In a press release from the DWM it was stated that the water main break on Tech’s west campus “… interrupted service at the Hemphill Electric Pumping Station. The Hemphill service area may experience low or no water pressure.”
Katie Carlson, a third-year CM major currently residing in Home Park, a student-populated neighborhood just north of Tech’s campus, noticed an issue with the water pressure earlier today.
“I went to turn on the water in my kitchen and noticed the water pressure was a lot lower than normal. Even with the knob all the way up, it was coming out at about 50%,” said Carlson.
After checking the water tank in her house and finding nothing wrong, Carlson turned to a community GroupMe chat to see if others were having the same issues.
“A short while later the bathroom sink also had low water pressure, and at this point the pressure was at about 25% and I was concerned so I reached out to my Home Park friends,” said Carlson.
Carlson and friends then walked from Home Park to the site of the main break to see what was going on.
“We walked there from Tenth Street, and Hemphill was closed off and police officers were directing traffic and talking to one another … the water wasn’t gushing when we got there, in fact there was a little mini whirlpool in the middle, so it looked like they were trying to drain it,” said Carlson.
There hasn’t been an official assessment of the damage the water may have caused to parts of Tech’s campus, but the water from the break seemed to have significantly spread to areas around the scene.
“The water flooded all the way to the Burger Bowl bleachers,” said Carlson. “The water also definitely spread into the construction area where the old police department was.”
Much of the city, including Tech’s campus and the areas surrounding, including off-campus student apartments, are currently on a boil water advisory. A GTENS alert was sent out to the Tech community a few minutes after 4:30 p.m., alerting students of the water main break and advisory.

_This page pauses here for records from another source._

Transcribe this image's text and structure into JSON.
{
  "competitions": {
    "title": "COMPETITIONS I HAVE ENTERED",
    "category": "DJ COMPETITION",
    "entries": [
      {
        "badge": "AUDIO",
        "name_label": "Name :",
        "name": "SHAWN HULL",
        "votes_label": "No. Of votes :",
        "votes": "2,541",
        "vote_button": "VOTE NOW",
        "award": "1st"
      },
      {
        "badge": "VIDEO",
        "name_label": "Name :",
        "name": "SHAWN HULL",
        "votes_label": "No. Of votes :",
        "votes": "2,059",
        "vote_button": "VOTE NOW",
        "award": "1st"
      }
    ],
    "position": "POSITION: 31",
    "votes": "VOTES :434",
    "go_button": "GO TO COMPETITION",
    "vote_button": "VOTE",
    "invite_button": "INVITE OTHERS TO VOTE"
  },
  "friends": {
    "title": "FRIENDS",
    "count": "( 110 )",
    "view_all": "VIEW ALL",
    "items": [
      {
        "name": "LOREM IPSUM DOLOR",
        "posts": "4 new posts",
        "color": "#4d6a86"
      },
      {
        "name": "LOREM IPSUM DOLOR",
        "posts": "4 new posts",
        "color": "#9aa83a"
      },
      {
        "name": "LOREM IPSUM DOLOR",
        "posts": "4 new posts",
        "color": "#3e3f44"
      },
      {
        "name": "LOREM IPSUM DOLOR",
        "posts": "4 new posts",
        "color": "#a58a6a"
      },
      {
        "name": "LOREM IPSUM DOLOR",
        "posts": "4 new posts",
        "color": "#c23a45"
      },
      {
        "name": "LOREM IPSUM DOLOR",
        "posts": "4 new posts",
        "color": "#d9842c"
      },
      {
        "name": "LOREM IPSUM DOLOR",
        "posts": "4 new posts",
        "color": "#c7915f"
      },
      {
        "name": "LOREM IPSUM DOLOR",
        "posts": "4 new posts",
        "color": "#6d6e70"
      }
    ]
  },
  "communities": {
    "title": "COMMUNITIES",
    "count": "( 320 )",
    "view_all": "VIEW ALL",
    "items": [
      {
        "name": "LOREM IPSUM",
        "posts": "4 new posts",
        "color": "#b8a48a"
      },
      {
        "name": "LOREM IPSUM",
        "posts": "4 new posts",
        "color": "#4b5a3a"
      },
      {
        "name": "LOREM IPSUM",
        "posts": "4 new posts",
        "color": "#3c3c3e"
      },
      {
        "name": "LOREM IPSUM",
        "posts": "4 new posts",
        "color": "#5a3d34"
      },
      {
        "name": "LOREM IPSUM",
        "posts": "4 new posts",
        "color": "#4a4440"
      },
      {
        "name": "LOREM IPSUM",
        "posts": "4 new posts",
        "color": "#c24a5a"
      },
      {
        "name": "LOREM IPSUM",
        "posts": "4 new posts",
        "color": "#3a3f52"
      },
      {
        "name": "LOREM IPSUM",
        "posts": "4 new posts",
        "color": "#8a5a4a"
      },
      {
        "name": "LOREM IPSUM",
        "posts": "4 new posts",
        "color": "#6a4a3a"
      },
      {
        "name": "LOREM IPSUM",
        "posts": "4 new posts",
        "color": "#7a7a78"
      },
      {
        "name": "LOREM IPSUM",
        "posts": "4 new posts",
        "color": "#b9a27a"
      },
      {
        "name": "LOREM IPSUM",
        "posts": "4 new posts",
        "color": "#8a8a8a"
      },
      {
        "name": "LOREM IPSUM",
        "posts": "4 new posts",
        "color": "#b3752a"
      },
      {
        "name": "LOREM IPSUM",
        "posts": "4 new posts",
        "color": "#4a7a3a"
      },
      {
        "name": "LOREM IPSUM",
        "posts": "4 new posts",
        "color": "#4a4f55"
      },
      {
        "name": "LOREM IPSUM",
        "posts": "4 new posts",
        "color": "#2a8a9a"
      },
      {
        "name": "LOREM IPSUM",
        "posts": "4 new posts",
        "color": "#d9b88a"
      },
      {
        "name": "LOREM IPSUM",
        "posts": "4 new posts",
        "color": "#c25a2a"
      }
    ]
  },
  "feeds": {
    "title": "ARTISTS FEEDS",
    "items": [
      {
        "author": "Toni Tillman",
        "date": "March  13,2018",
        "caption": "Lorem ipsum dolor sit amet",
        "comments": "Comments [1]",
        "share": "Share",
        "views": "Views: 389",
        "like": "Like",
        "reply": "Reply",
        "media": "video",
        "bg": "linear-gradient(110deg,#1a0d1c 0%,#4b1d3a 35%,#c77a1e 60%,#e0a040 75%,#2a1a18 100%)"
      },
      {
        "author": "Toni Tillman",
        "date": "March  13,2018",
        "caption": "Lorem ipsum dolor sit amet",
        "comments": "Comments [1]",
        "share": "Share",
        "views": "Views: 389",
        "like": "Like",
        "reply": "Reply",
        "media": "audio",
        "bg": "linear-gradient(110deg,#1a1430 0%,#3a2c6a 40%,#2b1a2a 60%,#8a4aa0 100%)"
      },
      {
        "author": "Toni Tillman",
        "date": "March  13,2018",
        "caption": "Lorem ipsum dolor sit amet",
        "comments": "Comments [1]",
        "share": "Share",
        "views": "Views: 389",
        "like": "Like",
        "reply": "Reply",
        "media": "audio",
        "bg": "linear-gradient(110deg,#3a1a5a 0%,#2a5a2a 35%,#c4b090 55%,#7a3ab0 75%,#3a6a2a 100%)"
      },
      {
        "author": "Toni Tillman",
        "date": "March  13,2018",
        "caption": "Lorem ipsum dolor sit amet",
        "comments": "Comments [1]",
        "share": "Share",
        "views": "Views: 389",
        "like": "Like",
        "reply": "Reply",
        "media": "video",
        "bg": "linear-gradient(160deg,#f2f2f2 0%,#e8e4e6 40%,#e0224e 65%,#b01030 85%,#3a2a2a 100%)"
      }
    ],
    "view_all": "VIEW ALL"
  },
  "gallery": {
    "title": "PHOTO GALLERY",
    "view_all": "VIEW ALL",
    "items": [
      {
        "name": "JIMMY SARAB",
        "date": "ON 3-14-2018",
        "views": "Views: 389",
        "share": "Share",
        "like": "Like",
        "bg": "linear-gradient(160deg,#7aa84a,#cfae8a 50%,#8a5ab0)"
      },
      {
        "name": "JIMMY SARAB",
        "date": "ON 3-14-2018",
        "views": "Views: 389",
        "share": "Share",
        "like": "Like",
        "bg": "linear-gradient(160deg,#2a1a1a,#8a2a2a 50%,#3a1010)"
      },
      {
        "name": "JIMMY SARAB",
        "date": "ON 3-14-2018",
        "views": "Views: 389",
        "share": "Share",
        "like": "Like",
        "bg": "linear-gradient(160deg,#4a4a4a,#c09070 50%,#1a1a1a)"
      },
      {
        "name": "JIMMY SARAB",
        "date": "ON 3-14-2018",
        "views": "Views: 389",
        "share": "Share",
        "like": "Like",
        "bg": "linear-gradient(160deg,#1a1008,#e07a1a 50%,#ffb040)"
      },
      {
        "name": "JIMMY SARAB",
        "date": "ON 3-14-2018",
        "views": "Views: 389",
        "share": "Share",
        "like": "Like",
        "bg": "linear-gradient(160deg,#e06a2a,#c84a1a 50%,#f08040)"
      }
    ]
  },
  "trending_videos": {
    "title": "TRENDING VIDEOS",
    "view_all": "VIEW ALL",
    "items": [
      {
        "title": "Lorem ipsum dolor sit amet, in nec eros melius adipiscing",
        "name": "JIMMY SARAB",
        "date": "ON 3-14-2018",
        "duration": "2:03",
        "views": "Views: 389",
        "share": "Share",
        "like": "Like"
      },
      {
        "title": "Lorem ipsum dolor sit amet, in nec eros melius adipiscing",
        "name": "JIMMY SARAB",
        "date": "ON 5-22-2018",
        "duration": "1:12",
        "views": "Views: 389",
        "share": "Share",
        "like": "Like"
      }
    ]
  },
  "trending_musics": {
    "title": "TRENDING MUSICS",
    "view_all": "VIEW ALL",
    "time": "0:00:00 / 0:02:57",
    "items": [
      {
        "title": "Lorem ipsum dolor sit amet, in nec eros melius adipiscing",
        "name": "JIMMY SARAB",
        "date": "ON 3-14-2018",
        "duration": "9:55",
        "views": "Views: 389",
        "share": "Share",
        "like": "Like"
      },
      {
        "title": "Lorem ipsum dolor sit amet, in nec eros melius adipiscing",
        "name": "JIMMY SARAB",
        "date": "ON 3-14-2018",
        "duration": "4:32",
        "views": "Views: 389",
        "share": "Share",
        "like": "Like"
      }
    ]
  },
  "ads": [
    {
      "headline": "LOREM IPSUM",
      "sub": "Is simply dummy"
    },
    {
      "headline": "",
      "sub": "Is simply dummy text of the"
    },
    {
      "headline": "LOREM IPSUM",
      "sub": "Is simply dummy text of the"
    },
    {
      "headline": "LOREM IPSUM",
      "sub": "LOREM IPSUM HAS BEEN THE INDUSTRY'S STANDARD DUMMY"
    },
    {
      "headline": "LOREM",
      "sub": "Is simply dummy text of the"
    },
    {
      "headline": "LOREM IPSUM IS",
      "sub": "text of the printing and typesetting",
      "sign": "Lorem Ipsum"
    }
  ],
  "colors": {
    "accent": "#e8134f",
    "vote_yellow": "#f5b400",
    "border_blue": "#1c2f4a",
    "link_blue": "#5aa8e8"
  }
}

The GTENS alert advised those who have experienced water issues to either boil their water or rely on bottled water for drinking and brushing their teeth until the advisory is over. At 5 p.m. the Midtown Publix, one of the closest grocery stores to campus, confirmed that they were running low on bottled water, leaving affected students who received the alert late in search of water to use indefinitely until the DWM is cleared to lift the advisory.